Entries taken from a collection

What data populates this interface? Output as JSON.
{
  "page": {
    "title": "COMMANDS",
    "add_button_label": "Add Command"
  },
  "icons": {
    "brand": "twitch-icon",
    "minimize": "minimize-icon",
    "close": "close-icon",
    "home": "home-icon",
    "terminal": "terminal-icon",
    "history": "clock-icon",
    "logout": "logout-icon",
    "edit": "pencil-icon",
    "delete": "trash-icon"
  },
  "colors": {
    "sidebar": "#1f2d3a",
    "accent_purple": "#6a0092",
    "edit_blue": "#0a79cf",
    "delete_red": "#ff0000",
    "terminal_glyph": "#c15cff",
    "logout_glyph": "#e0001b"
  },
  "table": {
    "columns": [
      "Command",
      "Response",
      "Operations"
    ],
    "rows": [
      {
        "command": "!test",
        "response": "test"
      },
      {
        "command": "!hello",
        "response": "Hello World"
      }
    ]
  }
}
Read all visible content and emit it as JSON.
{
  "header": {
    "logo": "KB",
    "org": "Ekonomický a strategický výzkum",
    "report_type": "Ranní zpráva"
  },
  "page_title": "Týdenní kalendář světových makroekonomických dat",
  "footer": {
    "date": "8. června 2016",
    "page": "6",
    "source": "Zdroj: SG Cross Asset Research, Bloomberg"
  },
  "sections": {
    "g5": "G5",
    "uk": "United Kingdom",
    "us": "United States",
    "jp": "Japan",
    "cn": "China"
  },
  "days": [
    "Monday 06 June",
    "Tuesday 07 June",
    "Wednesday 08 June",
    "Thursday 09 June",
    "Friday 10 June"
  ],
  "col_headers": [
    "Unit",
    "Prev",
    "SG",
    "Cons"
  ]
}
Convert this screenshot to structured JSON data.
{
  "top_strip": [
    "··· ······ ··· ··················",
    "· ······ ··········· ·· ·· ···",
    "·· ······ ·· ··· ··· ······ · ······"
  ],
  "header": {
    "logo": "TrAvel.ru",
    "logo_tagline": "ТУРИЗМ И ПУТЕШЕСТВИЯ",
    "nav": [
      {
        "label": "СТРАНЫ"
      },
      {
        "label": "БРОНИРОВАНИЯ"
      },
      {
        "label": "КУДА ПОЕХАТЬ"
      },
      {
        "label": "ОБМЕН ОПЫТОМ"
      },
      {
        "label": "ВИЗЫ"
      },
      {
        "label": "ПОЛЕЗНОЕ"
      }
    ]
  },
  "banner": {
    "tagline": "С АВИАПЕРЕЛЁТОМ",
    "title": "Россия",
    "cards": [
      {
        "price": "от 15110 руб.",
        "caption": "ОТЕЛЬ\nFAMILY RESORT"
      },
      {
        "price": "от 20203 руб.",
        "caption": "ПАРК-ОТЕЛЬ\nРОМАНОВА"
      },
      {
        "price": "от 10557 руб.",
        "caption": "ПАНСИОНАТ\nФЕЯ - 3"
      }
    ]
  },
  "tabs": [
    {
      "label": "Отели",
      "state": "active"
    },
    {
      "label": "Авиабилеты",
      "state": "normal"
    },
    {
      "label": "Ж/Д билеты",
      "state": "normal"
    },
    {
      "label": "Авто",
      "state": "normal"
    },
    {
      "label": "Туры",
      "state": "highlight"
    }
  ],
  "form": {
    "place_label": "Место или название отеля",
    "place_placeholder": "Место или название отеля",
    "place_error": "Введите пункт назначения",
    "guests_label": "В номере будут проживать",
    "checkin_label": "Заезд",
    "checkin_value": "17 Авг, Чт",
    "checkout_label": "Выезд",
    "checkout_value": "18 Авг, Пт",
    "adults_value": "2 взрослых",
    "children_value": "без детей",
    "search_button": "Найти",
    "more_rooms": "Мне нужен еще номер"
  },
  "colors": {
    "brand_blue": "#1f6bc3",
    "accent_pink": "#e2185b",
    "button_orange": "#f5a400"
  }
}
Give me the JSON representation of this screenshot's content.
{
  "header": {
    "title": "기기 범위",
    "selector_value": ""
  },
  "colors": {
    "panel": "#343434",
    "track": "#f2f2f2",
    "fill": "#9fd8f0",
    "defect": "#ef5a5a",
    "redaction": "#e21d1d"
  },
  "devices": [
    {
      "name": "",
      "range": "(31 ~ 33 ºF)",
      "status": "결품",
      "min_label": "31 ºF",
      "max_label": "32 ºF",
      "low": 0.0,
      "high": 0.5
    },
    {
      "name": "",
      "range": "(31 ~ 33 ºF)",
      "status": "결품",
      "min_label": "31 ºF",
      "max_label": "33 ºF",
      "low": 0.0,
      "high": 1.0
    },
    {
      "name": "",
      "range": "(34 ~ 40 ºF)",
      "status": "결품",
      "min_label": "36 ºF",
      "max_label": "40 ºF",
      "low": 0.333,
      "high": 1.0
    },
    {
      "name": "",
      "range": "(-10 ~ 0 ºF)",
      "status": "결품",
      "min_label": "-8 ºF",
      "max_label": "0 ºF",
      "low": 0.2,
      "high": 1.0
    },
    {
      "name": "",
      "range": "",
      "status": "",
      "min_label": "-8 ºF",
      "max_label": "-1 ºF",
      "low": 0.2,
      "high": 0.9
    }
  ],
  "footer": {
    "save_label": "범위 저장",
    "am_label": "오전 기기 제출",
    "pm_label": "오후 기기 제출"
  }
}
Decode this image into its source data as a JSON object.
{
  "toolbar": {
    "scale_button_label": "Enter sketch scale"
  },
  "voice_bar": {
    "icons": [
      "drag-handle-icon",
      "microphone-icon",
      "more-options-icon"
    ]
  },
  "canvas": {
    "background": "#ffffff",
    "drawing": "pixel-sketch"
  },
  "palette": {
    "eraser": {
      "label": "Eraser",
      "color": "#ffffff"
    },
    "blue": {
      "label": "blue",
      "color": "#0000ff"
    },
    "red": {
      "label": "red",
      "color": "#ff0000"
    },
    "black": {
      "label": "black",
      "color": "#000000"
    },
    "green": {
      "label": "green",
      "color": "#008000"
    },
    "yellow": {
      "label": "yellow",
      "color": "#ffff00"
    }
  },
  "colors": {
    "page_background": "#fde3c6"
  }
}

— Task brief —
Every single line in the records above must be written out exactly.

— Solved exercise —
What data populates this interface? Output as JSON.
{
  "page": {
    "title": "COMMANDS",
    "add_button_label": "Add Command"
  },
  "icons": {
    "brand": "twitch-icon",
    "minimize": "minimize-icon",
    "close": "close-icon",
    "home": "home-icon",
    "terminal": "terminal-icon",
    "history": "clock-icon",
    "logout": "logout-icon",
    "edit": "pencil-icon",
    "delete": "trash-icon"
  },
  "colors": {
    "sidebar": "#1f2d3a",
    "accent_purple": "#6a0092",
    "edit_blue": "#0a79cf",
    "delete_red": "#ff0000",
    "terminal_glyph": "#c15cff",
    "logout_glyph": "#e0001b"
  },
  "table": {
    "columns": [
      "Command",
      "Response",
      "Operations"
    ],
    "rows": [
      {
        "command": "!test",
        "response": "test"
      },
      {
        "command": "!hello",
        "response": "Hello World"
      }
    ]
  }
}
Read all visible content and emit it as JSON.
{
  "header": {
    "logo": "KB",
    "org": "Ekonomický a strategický výzkum",
    "report_type": "Ranní zpráva"
  },
  "page_title": "Týdenní kalendář světových makroekonomických dat",
  "footer": {
    "date": "8. června 2016",
    "page": "6",
    "source": "Zdroj: SG Cross Asset Research, Bloomberg"
  },
  "sections": {
    "g5": "G5",
    "uk": "United Kingdom",
    "us": "United States",
    "jp": "Japan",
    "cn": "China"
  },
  "days": [
    "Monday 06 June",
    "Tuesday 07 June",
    "Wednesday 08 June",
    "Thursday 09 June",
    "Friday 10 June"
  ],
  "col_headers": [
    "Unit",
    "Prev",
    "SG",
    "Cons"
  ]
}
Convert this screenshot to structured JSON data.
{
  "top_strip": [
    "··· ······ ··· ··················",
    "· ······ ··········· ·· ·· ···",
    "·· ······ ·· ··· ··· ······ · ······"
  ],
  "header": {
    "logo": "TrAvel.ru",
    "logo_tagline": "ТУРИЗМ И ПУТЕШЕСТВИЯ",
    "nav": [
      {
        "label": "СТРАНЫ"
      },
      {
        "label": "БРОНИРОВАНИЯ"
      },
      {
        "label": "КУДА ПОЕХАТЬ"
      },
      {
        "label": "ОБМЕН ОПЫТОМ"
      },
      {
        "label": "ВИЗЫ"
      },
      {
        "label": "ПОЛЕЗНОЕ"
      }
    ]
  },
  "banner": {
    "tagline": "С АВИАПЕРЕЛЁТОМ",
    "title": "Россия",
    "cards": [
      {
        "price": "от 15110 руб.",
        "caption": "ОТЕЛЬ\nFAMILY RESORT"
      },
      {
        "price": "от 20203 руб.",
        "caption": "ПАРК-ОТЕЛЬ\nРОМАНОВА"
      },
      {
        "price": "от 10557 руб.",
        "caption": "ПАНСИОНАТ\nФЕЯ - 3"
      }
    ]
  },
  "tabs": [
    {
      "label": "Отели",
      "state": "active"
    },
    {
      "label": "Авиабилеты",
      "state": "normal"
    },
    {
      "label": "Ж/Д билеты",
      "state": "normal"
    },
    {
      "label": "Авто",
      "state": "normal"
    },
    {
      "label": "Туры",
      "state": "highlight"
    }
  ],
  "form": {
    "place_label": "Место или название отеля",
    "place_placeholder": "Место или название отеля",
    "place_error": "Введите пункт назначения",
    "guests_label": "В номере будут проживать",
    "checkin_label": "Заезд",
    "checkin_value": "17 Авг, Чт",
    "checkout_label": "Выезд",
    "checkout_value": "18 Авг, Пт",
    "adults_value": "2 взрослых",
    "children_value": "без детей",
    "search_button": "Найти",
    "more_rooms": "Мне нужен еще номер"
  },
  "colors": {
    "brand_blue": "#1f6bc3",
    "accent_pink": "#e2185b",
    "button_orange": "#f5a400"
  }
}
Give me the JSON representation of this screenshot's content.
{
  "header": {
    "title": "기기 범위",
    "selector_value": ""
  },
  "colors": {
    "panel": "#343434",
    "track": "#f2f2f2",
    "fill": "#9fd8f0",
    "defect": "#ef5a5a",
    "redaction": "#e21d1d"
  },
  "devices": [
    {
      "name": "",
      "range": "(31 ~ 33 ºF)",
      "status": "결품",
      "min_label": "31 ºF",
      "max_label": "32 ºF",
      "low": 0.0,
      "high": 0.5
    },
    {
      "name": "",
      "range": "(31 ~ 33 ºF)",
      "status": "결품",
      "min_label": "31 ºF",
      "max_label": "33 ºF",
      "low": 0.0,
      "high": 1.0
    },
    {
      "name": "",
      "range": "(34 ~ 40 ºF)",
      "status": "결품",
      "min_label": "36 ºF",
      "max_label": "40 ºF",
      "low": 0.333,
      "high": 1.0
    },
    {
      "name": "",
      "range": "(-10 ~ 0 ºF)",
      "status": "결품",
      "min_label": "-8 ºF",
      "max_label": "0 ºF",
      "low": 0.2,
      "high": 1.0
    },
    {
      "name": "",
      "range": "",
      "status": "",
      "min_label": "-8 ºF",
      "max_label": "-1 ºF",
      "low": 0.2,
      "high": 0.9
    }
  ],
  "footer": {
    "save_label": "범위 저장",
    "am_label": "오전 기기 제출",
    "pm_label": "오후 기기 제출"
  }
}
Decode this image into its source data as a JSON object.
{
  "toolbar": {
    "scale_button_label": "Enter sketch scale"
  },
  "voice_bar": {
    "icons": [
      "drag-handle-icon",
      "microphone-icon",
      "more-options-icon"
    ]
  },
  "canvas": {
    "background": "#ffffff",
    "drawing": "pixel-sketch"
  },
  "palette": {
    "eraser": {
      "label": "Eraser",
      "color": "#ffffff"
    },
    "blue": {
      "label": "blue",
      "color": "#0000ff"
    },
    "red": {
      "label": "red",
      "color": "#ff0000"
    },
    "black": {
      "label": "black",
      "color": "#000000"
    },
    "green": {
      "label": "green",
      "color": "#008000"
    },
    "yellow": {
      "label": "yellow",
      "color": "#ffff00"
    }
  },
  "colors": {
    "page_background": "#fde3c6"
  }
}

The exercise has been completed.